In late 2009, gold markets experienced renewed momentum upwards due to increased demand and a weakening US dollar. On 2 December 2009, Gold reached a new high closing at $1,217.23. Gold further rallied hitting new highs in May 2010 after the European Union debt crisis prompted further purchase of gold as a safe asset. On 1 March 2011, gold hit a new all-time high of $1432.57, based on investor concerns regarding ongoing unrest in North Africa as well as in the Middle East.
From April 2001 to August 2011, spot gold prices more than quintupled in value against the US dollar, hitting a new all-time high of $1,913.50 on 23 August 2011, prompting speculation that the long secular bear market had ended and a bull market had returned. However, the price then began a slow decline towards $1200 per troy ounce in late 2014 and 2015.

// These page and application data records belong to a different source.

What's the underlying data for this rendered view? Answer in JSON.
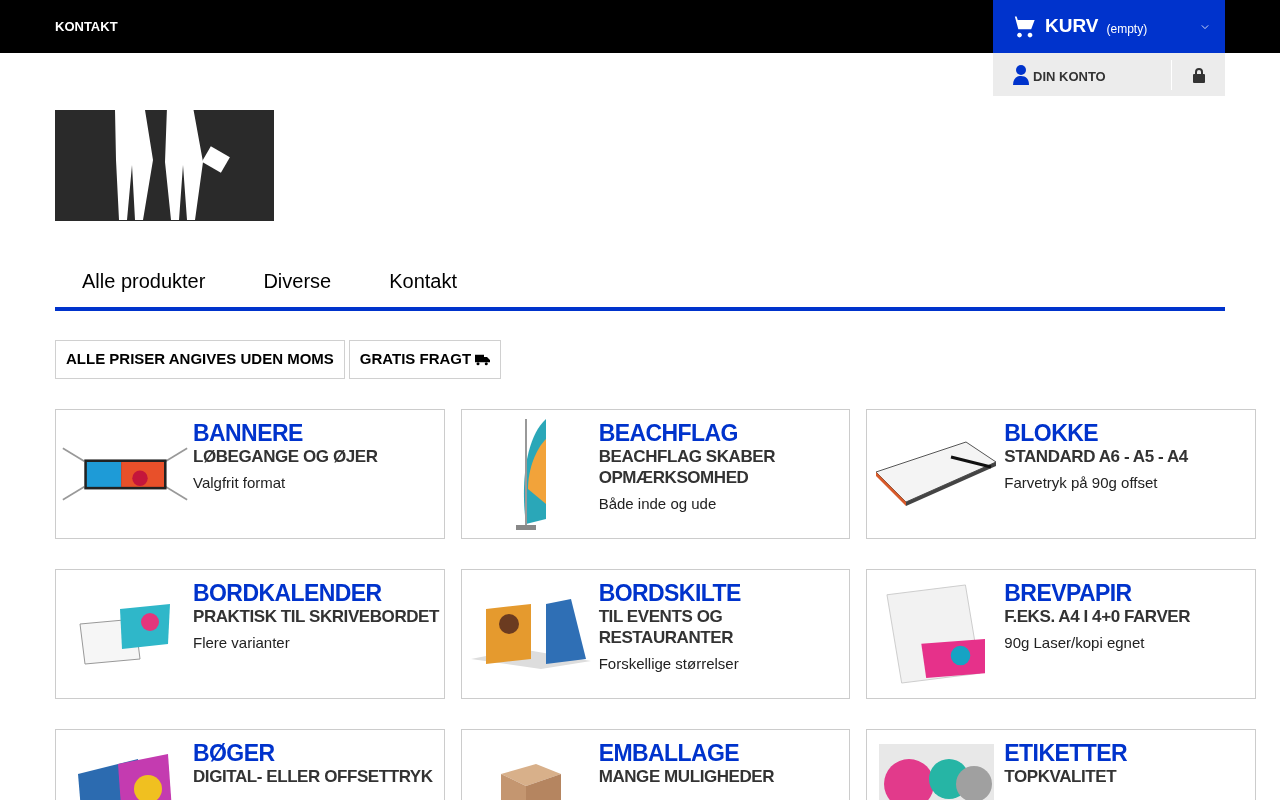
{
  "top_bar": {
    "link": "KONTAKT"
  },
  "cart": {
    "label": "KURV",
    "status": "(empty)"
  },
  "account": {
    "label": "DIN KONTO"
  },
  "nav": [
    {
      "label": "Alle produkter"
    },
    {
      "label": "Diverse"
    },
    {
      "label": "Kontakt"
    }
  ],
  "notices": [
    {
      "text": "ALLE PRISER ANGIVES UDEN MOMS",
      "icon": false
    },
    {
      "text": "GRATIS FRAGT",
      "icon": true
    }
  ],
  "products": [
    {
      "title": "BANNERE",
      "subtitle": "LØBEGANGE OG ØJER",
      "description": "Valgfrit format",
      "kind": "banner"
    },
    {
      "title": "BEACHFLAG",
      "subtitle": "BEACHFLAG SKABER OPMÆRKSOMHED",
      "description": "Både inde og ude",
      "kind": "flag"
    },
    {
      "title": "BLOKKE",
      "subtitle": "STANDARD A6 - A5 - A4",
      "description": "Farvetryk på 90g offset",
      "kind": "pad"
    },
    {
      "title": "BORDKALENDER",
      "subtitle": "PRAKTISK TIL SKRIVEBORDET",
      "description": "Flere varianter",
      "kind": "calendar"
    },
    {
      "title": "BORDSKILTE",
      "subtitle": "TIL EVENTS OG RESTAURANTER",
      "description": "Forskellige størrelser",
      "kind": "sign"
    },
    {
      "title": "BREVPAPIR",
      "subtitle": "F.EKS. A4 I 4+0 FARVER",
      "description": "90g Laser/kopi egnet",
      "kind": "paper"
    },
    {
      "title": "BØGER",
      "subtitle": "DIGITAL- ELLER OFFSETTRYK",
      "kind": "book"
    },
    {
      "title": "EMBALLAGE",
      "subtitle": "MANGE MULIGHEDER",
      "kind": "box"
    },
    {
      "title": "ETIKETTER",
      "subtitle": "TOPKVALITET",
      "kind": "label"
    }
  ]
}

Gold jewelry consumption by country in tonnes
|United Arab Emirates||67.60||63.37||60.90||58.10||77.10|
The fineness of a precious metal refers to the ratio by weight of the primary metal to any added base metals or impurities. Many precious metals are used in the form of alloys. Other metals are added to increase hardness, to make the metal more practical for use in such items as coins and jewelry, or to decrease the cost of the alloy.
For example, copper is added to the precious metal silver to make a more durable alloy for use in coins, housewares and jewelry. Coin silver, which was used for making silver coins in the past, contains 90% silver and 10% copper, by mass. Sterling silver contains 92.5% silver and 7.5%, by mass, of other metals, usually copper.
Various ways of expressing fineness have been used and two remain in common use: millesimal fineness expressed in units of parts per 1,000 and karats used only for gold. Karats measure the parts per 24, so that 18 karat = 18/24 = 75% and 24 karat gold is considered 100% gold.